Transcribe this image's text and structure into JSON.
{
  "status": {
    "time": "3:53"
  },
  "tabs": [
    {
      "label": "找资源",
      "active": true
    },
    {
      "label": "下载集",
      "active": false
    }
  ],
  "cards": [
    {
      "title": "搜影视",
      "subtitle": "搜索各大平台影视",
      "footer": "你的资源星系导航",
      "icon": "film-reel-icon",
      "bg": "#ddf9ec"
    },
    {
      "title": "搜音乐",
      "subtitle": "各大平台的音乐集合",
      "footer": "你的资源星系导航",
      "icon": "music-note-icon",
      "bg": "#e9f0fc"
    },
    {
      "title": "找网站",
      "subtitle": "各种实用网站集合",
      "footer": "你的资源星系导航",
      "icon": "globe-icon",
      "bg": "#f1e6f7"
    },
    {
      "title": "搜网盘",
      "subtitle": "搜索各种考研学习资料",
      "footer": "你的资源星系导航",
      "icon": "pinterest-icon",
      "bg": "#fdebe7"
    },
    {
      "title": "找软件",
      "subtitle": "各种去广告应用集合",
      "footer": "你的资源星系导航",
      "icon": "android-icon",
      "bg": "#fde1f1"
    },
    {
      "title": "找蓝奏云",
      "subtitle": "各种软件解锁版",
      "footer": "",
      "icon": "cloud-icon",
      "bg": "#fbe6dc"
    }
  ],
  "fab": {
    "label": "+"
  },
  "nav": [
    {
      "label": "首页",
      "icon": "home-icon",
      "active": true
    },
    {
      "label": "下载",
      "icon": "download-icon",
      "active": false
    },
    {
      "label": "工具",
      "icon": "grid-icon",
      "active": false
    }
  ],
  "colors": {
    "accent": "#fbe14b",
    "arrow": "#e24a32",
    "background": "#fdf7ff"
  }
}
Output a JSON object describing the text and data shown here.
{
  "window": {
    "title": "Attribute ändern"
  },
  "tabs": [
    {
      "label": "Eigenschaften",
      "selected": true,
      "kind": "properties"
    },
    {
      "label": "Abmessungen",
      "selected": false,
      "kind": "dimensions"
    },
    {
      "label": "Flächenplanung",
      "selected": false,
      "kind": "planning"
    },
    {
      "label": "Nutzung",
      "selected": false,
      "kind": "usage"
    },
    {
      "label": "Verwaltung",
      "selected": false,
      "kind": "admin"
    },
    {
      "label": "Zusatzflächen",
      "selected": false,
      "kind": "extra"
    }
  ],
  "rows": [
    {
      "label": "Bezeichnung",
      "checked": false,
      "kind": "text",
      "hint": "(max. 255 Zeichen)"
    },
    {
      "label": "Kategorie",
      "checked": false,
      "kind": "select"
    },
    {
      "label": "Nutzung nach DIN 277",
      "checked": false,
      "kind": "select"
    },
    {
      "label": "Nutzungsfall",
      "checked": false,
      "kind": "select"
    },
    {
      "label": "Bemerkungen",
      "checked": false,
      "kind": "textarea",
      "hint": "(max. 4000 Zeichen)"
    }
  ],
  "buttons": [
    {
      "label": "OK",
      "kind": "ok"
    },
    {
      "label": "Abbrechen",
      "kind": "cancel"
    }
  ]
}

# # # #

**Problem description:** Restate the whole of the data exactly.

**Result of this exercise:**
Transcribe this image's text and structure into JSON.
{
  "status": {
    "time": "3:53"
  },
  "tabs": [
    {
      "label": "找资源",
      "active": true
    },
    {
      "label": "下载集",
      "active": false
    }
  ],
  "cards": [
    {
      "title": "搜影视",
      "subtitle": "搜索各大平台影视",
      "footer": "你的资源星系导航",
      "icon": "film-reel-icon",
      "bg": "#ddf9ec"
    },
    {
      "title": "搜音乐",
      "subtitle": "各大平台的音乐集合",
      "footer": "你的资源星系导航",
      "icon": "music-note-icon",
      "bg": "#e9f0fc"
    },
    {
      "title": "找网站",
      "subtitle": "各种实用网站集合",
      "footer": "你的资源星系导航",
      "icon": "globe-icon",
      "bg": "#f1e6f7"
    },
    {
      "title": "搜网盘",
      "subtitle": "搜索各种考研学习资料",
      "footer": "你的资源星系导航",
      "icon": "pinterest-icon",
      "bg": "#fdebe7"
    },
    {
      "title": "找软件",
      "subtitle": "各种去广告应用集合",
      "footer": "你的资源星系导航",
      "icon": "android-icon",
      "bg": "#fde1f1"
    },
    {
      "title": "找蓝奏云",
      "subtitle": "各种软件解锁版",
      "footer": "",
      "icon": "cloud-icon",
      "bg": "#fbe6dc"
    }
  ],
  "fab": {
    "label": "+"
  },
  "nav": [
    {
      "label": "首页",
      "icon": "home-icon",
      "active": true
    },
    {
      "label": "下载",
      "icon": "download-icon",
      "active": false
    },
    {
      "label": "工具",
      "icon": "grid-icon",
      "active": false
    }
  ],
  "colors": {
    "accent": "#fbe14b",
    "arrow": "#e24a32",
    "background": "#fdf7ff"
  }
}
Output a JSON object describing the text and data shown here.
{
  "window": {
    "title": "Attribute ändern"
  },
  "tabs": [
    {
      "label": "Eigenschaften",
      "selected": true,
      "kind": "properties"
    },
    {
      "label": "Abmessungen",
      "selected": false,
      "kind": "dimensions"
    },
    {
      "label": "Flächenplanung",
      "selected": false,
      "kind": "planning"
    },
    {
      "label": "Nutzung",
      "selected": false,
      "kind": "usage"
    },
    {
      "label": "Verwaltung",
      "selected": false,
      "kind": "admin"
    },
    {
      "label": "Zusatzflächen",
      "selected": false,
      "kind": "extra"
    }
  ],
  "rows": [
    {
      "label": "Bezeichnung",
      "checked": false,
      "kind": "text",
      "hint": "(max. 255 Zeichen)"
    },
    {
      "label": "Kategorie",
      "checked": false,
      "kind": "select"
    },
    {
      "label": "Nutzung nach DIN 277",
      "checked": false,
      "kind": "select"
    },
    {
      "label": "Nutzungsfall",
      "checked": false,
      "kind": "select"
    },
    {
      "label": "Bemerkungen",
      "checked": false,
      "kind": "textarea",
      "hint": "(max. 4000 Zeichen)"
    }
  ],
  "buttons": [
    {
      "label": "OK",
      "kind": "ok"
    },
    {
      "label": "Abbrechen",
      "kind": "cancel"
    }
  ]
}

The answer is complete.